Being Noah

I've been thinking a lot about Noah and his diagnosis. We see evidence of it every day, at every activity from eating to dressing himself to playing soccer in the backyard. MD (Myoclonus-dystonia disorder for the uninitiated) is part of our daily existence and many times I forget. I forget that he has a condition that will never get better. I forget to not yell when he trembles and spills his milk (often) or his spoon suddenly flies out of his hand onto the floor. I forget to not scold him when he's stumbling on the soccer field, attempting to cover his missteps by acting goofy. At almost five years old, he's a master at redirection.

"Mommy, what do you think runs through the pipes underground or through the walls? Is it only water and gas or is there electricity? Does it have a color? Or a taste?"

"Focus on your scissors, Noah. Open, close, open, close. Hold the paper with your free hand. Like this."
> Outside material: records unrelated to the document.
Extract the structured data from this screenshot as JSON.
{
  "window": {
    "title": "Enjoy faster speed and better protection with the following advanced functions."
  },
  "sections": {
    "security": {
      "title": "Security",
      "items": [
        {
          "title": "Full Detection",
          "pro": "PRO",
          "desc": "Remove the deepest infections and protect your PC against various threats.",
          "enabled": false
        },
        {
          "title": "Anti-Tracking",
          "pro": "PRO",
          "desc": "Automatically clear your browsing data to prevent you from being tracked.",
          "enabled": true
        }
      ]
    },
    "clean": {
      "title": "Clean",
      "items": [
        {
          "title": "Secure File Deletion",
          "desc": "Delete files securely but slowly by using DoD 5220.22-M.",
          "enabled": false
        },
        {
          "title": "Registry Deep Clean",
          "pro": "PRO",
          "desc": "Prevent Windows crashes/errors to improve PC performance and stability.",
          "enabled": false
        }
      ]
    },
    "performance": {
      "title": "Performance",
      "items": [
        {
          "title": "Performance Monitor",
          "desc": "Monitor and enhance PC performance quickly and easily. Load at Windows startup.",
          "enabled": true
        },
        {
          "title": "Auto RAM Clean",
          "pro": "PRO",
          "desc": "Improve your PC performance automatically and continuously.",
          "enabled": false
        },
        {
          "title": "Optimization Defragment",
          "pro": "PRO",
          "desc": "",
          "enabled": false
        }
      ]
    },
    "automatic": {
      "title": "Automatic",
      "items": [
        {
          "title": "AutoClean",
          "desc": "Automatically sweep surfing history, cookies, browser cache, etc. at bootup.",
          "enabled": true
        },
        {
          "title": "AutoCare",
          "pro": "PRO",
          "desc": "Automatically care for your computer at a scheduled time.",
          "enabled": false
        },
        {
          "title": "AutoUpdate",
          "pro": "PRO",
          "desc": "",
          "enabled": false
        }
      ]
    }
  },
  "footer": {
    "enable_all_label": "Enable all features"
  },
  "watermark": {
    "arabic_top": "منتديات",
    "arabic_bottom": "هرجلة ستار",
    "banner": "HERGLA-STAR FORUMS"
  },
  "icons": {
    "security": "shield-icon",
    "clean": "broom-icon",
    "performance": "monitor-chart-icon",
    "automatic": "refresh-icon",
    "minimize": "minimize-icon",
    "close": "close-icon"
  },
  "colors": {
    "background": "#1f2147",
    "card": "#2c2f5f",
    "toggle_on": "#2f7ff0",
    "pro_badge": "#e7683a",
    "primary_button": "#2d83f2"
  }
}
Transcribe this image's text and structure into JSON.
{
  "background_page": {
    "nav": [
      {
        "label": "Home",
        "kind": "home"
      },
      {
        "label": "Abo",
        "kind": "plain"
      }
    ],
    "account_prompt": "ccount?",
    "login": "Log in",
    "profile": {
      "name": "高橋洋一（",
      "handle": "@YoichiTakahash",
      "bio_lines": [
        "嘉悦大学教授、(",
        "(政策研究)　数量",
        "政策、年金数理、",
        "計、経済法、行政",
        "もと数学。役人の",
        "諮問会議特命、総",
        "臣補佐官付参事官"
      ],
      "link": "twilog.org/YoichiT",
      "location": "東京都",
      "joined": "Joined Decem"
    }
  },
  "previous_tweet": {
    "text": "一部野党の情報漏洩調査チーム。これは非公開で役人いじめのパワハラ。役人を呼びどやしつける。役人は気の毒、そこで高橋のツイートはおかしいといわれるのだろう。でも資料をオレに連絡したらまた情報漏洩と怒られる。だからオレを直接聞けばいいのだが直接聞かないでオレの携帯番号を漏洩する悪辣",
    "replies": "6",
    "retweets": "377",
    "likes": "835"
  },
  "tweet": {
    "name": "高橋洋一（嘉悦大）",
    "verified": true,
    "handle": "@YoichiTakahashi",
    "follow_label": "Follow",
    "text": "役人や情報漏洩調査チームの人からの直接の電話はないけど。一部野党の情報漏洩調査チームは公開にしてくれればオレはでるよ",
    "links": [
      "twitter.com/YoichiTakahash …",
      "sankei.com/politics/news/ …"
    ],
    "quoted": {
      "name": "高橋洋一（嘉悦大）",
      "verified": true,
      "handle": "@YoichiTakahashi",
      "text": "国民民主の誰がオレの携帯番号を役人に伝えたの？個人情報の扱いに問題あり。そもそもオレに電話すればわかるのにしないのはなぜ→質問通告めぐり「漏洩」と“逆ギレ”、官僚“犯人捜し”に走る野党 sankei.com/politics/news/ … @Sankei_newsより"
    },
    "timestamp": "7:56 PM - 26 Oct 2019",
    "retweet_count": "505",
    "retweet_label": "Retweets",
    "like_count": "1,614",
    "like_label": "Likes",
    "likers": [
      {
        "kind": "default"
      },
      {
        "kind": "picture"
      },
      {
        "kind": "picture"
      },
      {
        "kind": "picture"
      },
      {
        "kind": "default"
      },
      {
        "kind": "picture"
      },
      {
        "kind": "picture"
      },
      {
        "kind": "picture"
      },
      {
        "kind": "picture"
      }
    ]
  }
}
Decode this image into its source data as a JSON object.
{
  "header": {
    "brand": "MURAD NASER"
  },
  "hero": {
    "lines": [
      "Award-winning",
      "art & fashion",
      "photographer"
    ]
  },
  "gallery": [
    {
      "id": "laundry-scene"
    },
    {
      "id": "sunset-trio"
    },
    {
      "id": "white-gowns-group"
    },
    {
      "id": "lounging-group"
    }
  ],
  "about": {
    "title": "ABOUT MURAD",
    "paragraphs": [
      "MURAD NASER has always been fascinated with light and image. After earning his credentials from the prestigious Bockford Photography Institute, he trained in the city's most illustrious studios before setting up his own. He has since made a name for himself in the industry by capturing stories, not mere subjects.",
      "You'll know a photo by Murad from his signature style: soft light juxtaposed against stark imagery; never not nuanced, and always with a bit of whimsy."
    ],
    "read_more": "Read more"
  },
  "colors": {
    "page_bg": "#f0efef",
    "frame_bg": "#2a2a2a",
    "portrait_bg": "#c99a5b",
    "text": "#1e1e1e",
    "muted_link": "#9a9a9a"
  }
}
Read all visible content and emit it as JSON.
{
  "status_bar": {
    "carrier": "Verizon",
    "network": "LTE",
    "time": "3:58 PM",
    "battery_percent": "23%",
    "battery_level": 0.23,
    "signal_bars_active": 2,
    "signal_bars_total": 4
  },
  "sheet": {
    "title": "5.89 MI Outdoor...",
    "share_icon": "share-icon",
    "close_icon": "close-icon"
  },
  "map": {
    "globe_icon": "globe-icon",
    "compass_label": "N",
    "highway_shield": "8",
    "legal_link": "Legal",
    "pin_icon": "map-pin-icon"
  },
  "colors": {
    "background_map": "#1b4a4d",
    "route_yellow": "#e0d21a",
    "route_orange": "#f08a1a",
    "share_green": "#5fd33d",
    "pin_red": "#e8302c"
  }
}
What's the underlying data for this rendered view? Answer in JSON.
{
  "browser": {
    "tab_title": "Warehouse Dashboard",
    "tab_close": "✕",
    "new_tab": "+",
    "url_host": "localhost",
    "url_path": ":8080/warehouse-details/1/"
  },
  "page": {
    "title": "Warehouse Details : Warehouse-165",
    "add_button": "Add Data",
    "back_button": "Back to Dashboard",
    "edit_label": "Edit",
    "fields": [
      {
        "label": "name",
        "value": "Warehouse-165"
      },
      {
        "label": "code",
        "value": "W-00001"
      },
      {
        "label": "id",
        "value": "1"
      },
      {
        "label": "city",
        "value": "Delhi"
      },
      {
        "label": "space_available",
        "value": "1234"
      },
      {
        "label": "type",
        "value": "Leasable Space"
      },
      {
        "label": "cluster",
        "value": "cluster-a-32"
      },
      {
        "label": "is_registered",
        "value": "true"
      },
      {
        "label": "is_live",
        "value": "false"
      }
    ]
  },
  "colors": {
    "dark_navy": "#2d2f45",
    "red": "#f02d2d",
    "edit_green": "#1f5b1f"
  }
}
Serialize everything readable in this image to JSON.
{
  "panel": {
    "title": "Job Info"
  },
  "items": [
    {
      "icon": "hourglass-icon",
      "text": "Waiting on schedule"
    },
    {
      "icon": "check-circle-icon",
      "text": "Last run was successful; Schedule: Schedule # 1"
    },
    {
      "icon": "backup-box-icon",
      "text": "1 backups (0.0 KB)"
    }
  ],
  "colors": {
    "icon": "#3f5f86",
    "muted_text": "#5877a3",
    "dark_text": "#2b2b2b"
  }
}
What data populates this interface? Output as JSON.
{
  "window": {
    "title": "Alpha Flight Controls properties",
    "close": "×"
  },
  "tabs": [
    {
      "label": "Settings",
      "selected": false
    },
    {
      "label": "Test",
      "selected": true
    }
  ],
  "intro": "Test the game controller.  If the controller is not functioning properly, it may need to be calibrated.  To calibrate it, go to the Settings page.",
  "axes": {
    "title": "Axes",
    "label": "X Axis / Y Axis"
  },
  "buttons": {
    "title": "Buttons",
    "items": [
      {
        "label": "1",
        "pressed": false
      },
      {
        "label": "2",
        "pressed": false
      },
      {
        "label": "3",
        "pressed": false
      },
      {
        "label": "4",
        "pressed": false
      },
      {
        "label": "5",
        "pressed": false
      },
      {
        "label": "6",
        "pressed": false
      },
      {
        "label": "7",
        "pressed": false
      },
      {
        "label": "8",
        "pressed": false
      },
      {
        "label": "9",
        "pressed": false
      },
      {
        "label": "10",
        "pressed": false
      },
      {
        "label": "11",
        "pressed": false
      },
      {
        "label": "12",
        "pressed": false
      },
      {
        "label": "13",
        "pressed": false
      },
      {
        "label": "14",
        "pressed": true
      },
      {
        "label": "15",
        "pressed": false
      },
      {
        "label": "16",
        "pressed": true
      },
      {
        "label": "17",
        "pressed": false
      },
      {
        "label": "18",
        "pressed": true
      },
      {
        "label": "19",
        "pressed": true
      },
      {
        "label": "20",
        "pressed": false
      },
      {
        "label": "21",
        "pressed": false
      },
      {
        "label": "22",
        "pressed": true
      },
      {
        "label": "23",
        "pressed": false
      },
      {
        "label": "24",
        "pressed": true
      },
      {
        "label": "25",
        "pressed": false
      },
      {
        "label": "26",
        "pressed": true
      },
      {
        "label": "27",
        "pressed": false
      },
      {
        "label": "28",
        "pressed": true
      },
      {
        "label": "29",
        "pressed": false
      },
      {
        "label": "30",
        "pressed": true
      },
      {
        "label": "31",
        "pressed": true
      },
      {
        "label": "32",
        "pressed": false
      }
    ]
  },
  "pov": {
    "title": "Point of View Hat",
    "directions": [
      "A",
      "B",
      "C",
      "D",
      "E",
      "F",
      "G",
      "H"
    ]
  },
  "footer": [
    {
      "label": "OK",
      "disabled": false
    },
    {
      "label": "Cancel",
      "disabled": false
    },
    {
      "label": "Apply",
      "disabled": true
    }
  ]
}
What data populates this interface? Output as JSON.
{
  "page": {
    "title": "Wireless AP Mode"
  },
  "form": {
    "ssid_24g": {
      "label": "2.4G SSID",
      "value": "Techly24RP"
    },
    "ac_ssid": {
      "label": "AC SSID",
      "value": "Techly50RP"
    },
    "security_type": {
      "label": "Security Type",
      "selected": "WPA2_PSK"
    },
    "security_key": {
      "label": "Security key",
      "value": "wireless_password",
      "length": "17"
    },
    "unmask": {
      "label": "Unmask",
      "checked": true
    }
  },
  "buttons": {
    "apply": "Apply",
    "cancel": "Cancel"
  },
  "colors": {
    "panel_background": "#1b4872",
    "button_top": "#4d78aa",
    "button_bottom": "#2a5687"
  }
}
"Mommy, when an astronaut goes to outerspace, how long does his air supply tank last? Can he REALLY do backflips in the air?"

"Noah. Pay attention to your task."

"I'm done with cutting now."

His handwriting is atrocious, he can't cut a straight line for the life of him, he despises "art" at school, he will NEVER choose crafts over...anything else.

But he's perfect. He looks like me but is his father's child. He may have inherited Tim's rare genetic mutation but he also inherited his wicked sense of humor, his curiosity and inquisitiveness and his talent for making friends. Noah reminds me that you never know what you're going to get and, sometimes, what you get is exactly what you always wanted.